Why decorating my daughter’s bedroom is more about politics than paint
This is what my little girl’s room looks like at the moment. As you might be able to see, it needs a bit of a rethink (see Giving our toddlers’ bedrooms some personality)
A ‘big girl’ bed
She really wants a ‘big girl’ bed (an adult single bed). She even has it on her ‘list of things to remember’ (along with start ballet classes, go to big toy shop in London and make lemon cakes) and it has now transferred, or perhaps duplicated, on to her birthday list.
My parents have my old wooden bed spare so, to save pennies, I thought we would reuse it by giving it a lick of paint. Even though my daughter’s favourite colours are yellow and purple, I want to keep the basics neutral and add colour with accessories. I don’t want to paint the bed white (too country nursery) so I’m opting for grey.
I have discovered that planning on painting your daughter’s bed grey is the sort of thing that doesn’t go down well in some circles (it turns out conservative Bucks isn’t a hotbed of radical feminism and, for the most part, wholeheartedly embraces pink, princesses and 1950s florals with no hint of irony).
Paint is political
I think the reason I am finding it so hard to work out how to decorate my daughter’s room is that it is not just about paint. It is, at least in part, about who she is and who she will be. It is about treading the line between gender inequality and absolutes and finding an aesthetic for girls that is empowering and fun.
But what does that mean? Is there anything wrong with pink? Or fairies? Or ‘cute’? Or flowers? Or ballet? Or cupcakes? And how much does it really matter? Surely identity and self-worth are shaped much more by less superficial factors?
A few ideas
- I’m on the hunt for some really bright yellow bed linen with a modern, graphic pattern. I’ll let you know when I’ve found it.
- I’ve ordered some yellow, purple and white string lights from Cable & Cotton. They’re not cheap but are hand-made by skilled Thai women in good working conditions.

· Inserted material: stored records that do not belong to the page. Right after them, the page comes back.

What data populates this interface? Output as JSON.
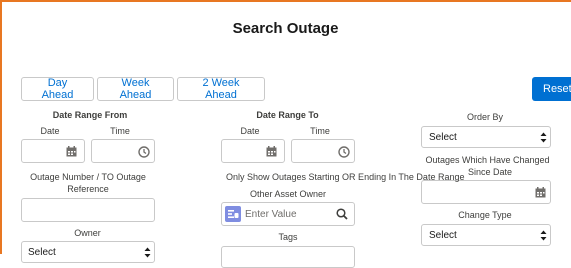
{
  "page": {
    "title": "Search Outage"
  },
  "buttons": {
    "day_ahead": "Day Ahead",
    "week_ahead": "Week Ahead",
    "two_week_ahead": "2 Week Ahead",
    "reset": "Reset"
  },
  "date_range_from": {
    "heading": "Date Range From",
    "date_label": "Date",
    "time_label": "Time"
  },
  "date_range_to": {
    "heading": "Date Range To",
    "date_label": "Date",
    "time_label": "Time"
  },
  "order_by": {
    "label": "Order By",
    "value": "Select"
  },
  "outages_changed": {
    "label_line1": "Outages Which Have Changed",
    "label_line2": "Since Date"
  },
  "outage_number": {
    "label_line1": "Outage Number / TO Outage",
    "label_line2": "Reference"
  },
  "only_show_note": "Only Show Outages Starting OR Ending In The Date Range",
  "other_asset_owner": {
    "label": "Other Asset Owner",
    "placeholder": "Enter Value"
  },
  "change_type": {
    "label": "Change Type",
    "value": "Select"
  },
  "owner": {
    "label": "Owner",
    "value": "Select"
  },
  "tags": {
    "label": "Tags"
  },
  "colors": {
    "accent": "#0070d2",
    "frame": "#e87722",
    "border": "#c9c9c9"
  },
  "icons": [
    "calendar-icon",
    "clock-icon",
    "search-icon",
    "chevron-updown-icon",
    "record-icon"
  ]
}
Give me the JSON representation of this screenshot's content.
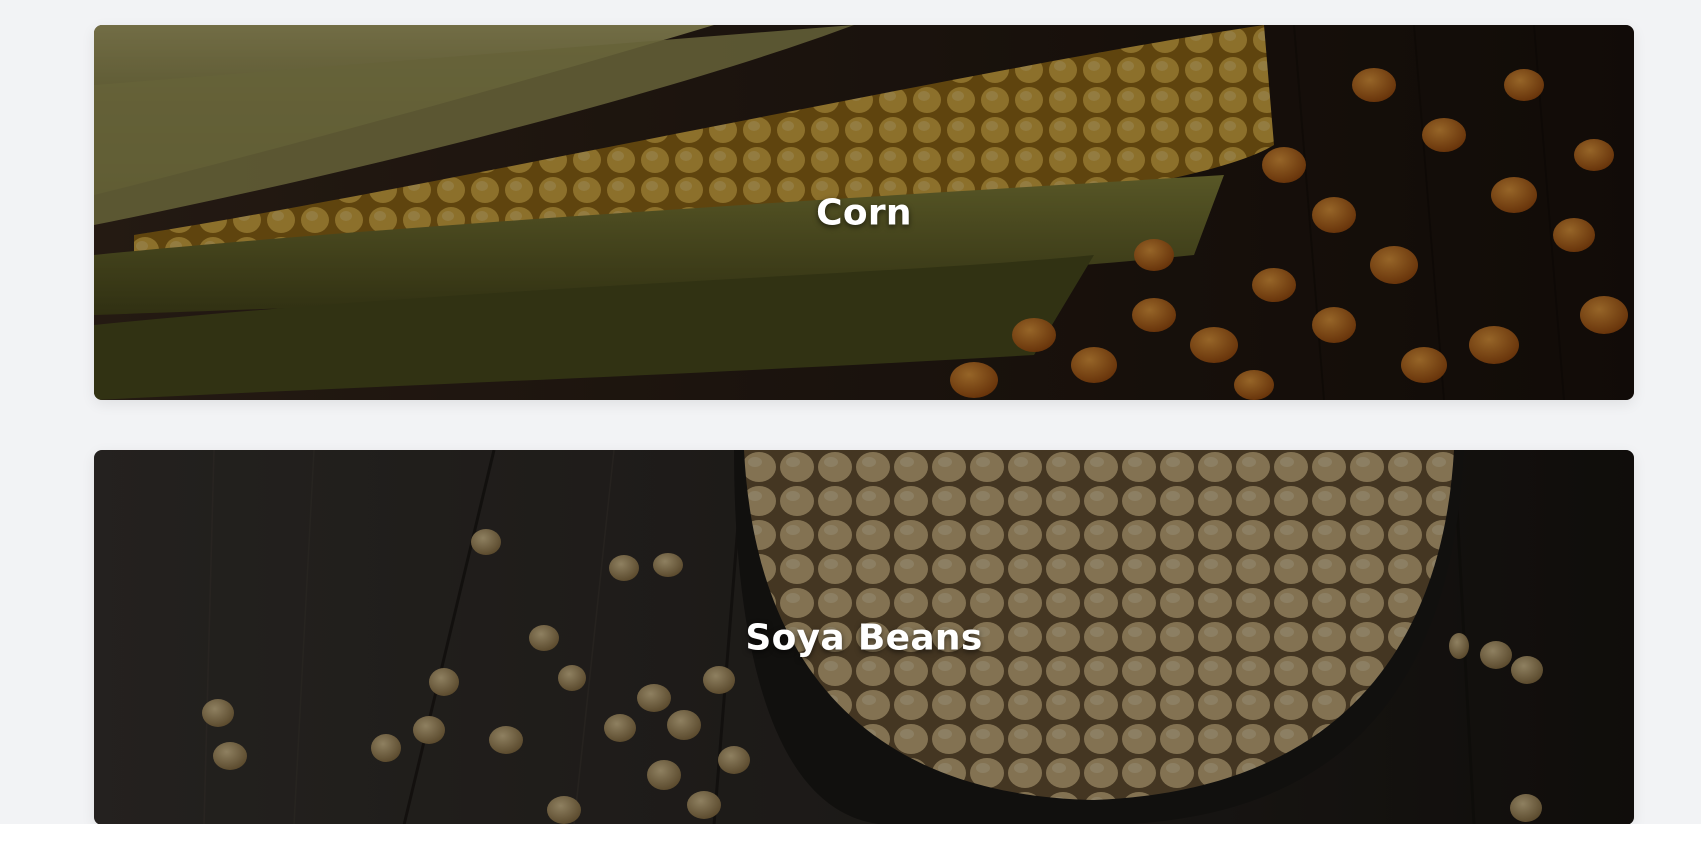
{
  "categories": [
    {
      "id": "corn",
      "title": "Corn",
      "image": "corn-image"
    },
    {
      "id": "soya-beans",
      "title": "Soya Beans",
      "image": "soya-beans-image"
    }
  ]
}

Which works for me.
- I’m looking into ways to display her multitude of artworks, perhaps using a pinboard that I could make myself.
I’ll be posting more ideas for my daughter’s room, including photos, as we go.